Looking Back on Winter 2013-14

Last winter created some interesting challenges this year, so Mount Washington Alpine Resort got creative with the way groomers moved snow around, and innovative in dealing with season passes.

“If you look back at the winter, the fact that we lost Christmas and only had one tubing lane open, it was hard to deal with. We got the snow in January then we got 17-degree Celsius weather. Groomers did what they could with the snow they had,” said Don Sharpe, Resort Director of Business Development and Marketing.

By the time the season ended in late April, the Resort saw 82 snow days, where a normal year is 125-130.

“We’ve been up to 145-150 if we open in November,” Sharpe said.

The Resort promised season pass holders 100 days of snow this year. If they were open under 100 days pass holders would get a certain amount of credit towards season passes for next year. That amounted to 18 days credit, Sharpe explained.

For the first time, the Resort closed temporarily part way through the season.

Sharpe worked with Whistler Resort to offer Mount Washington Alpine Resort Season Pass holders free skiing if they used their passes at Whistler in January, until Mount Washington reopened.

“It worked out really well,” Sharpe said. “We talked to Whistler and they were willing to work with us. It’s about people who are dedicated and diehard skiers just wanting to get out on the snow. For us, our season pass holders are our most loyal customers.”

The Resort has agreed to the snow assurance again next year for Season Pass holders. “For us, the tough part is we’re guaranteeing there will be snow for them to ski on but we don’t get to control that.”

While the Resort has snow fences that collect snow in large drifts, they only work well when it snows. Same with the “snow farms” the Resort has: areas that are unsuitable for skiing where snow is allowed to collect, so groomers can push it onto runs, like Linton’s Loop and Rainbow. “Again, it’s a small thing but every little thing helps,” Sharpe said.

Although the concept has been studied for many years, there are no snowmaking machines on Mount Washington. “We always explore the options of snow making,” Sharpe said.

“We’ve been looking at it for a long time. Water is a big issue and the amount of water it takes. So is the mix of temperature and humidity and whether the numbers are suitable at Mount Washington. The fact you can make snow at different temperatures is based on humidity,” he explained.

The Resort has looked at niche snowmaking so groomers could spread it around in order to have some areas open earlier than others.
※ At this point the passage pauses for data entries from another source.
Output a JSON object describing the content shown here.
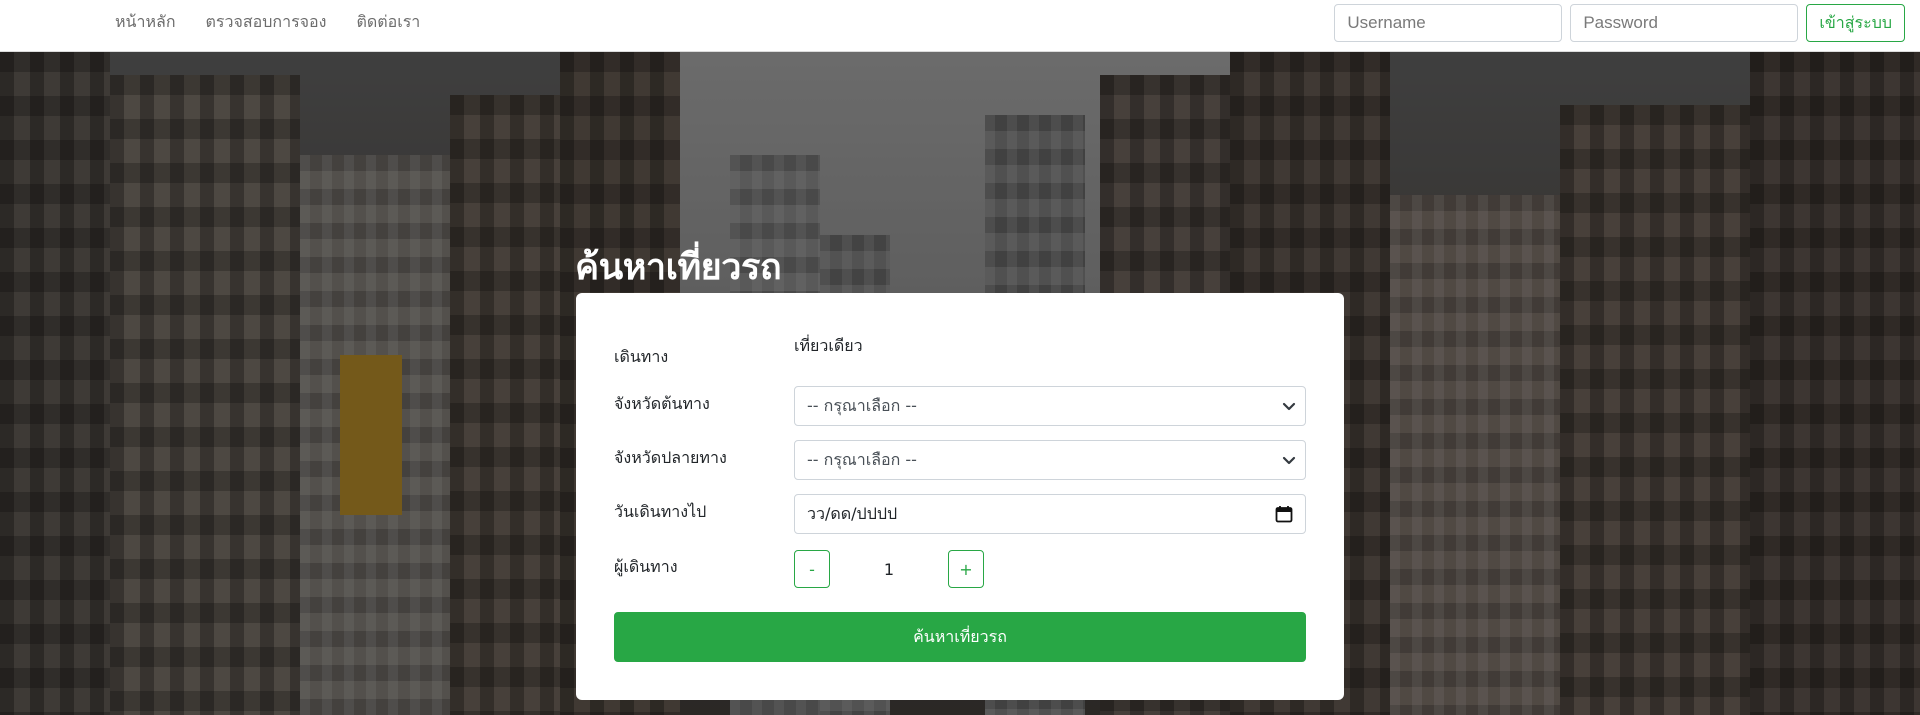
{
  "navbar": {
    "links": [
      "หน้าหลัก",
      "ตรวจสอบการจอง",
      "ติดต่อเรา"
    ],
    "username_placeholder": "Username",
    "password_placeholder": "Password",
    "login_label": "เข้าสู่ระบบ"
  },
  "search": {
    "title": "ค้นหาเที่ยวรถ",
    "trip_label": "เดินทาง",
    "trip_value": "เที่ยวเดียว",
    "origin_label": "จังหวัดต้นทาง",
    "origin_value": "-- กรุณาเลือก --",
    "destination_label": "จังหวัดปลายทาง",
    "destination_value": "-- กรุณาเลือก --",
    "date_label": "วันเดินทางไป",
    "date_value": "วว/ดด/ปปปป",
    "passengers_label": "ผู้เดินทาง",
    "minus_label": "-",
    "passenger_count": "1",
    "plus_label": "+",
    "submit_label": "ค้นหาเที่ยวรถ"
  },
  "colors": {
    "accent": "#28a745",
    "nav_text": "#6c6c6c"
  },
  "icons": {
    "select_arrow": "chevron-down-icon",
    "date_picker": "calendar-icon"
  }
}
But again, water, and the lack of it in sufficient quantities, is a stumbling block.

“That’s not to say we haven’t looked at all the options,” he said. “We continue to look at ways that might work for us.”

Until then, staff and skiers alike will start their annual snow dance even as summer wanes.

More from this Issue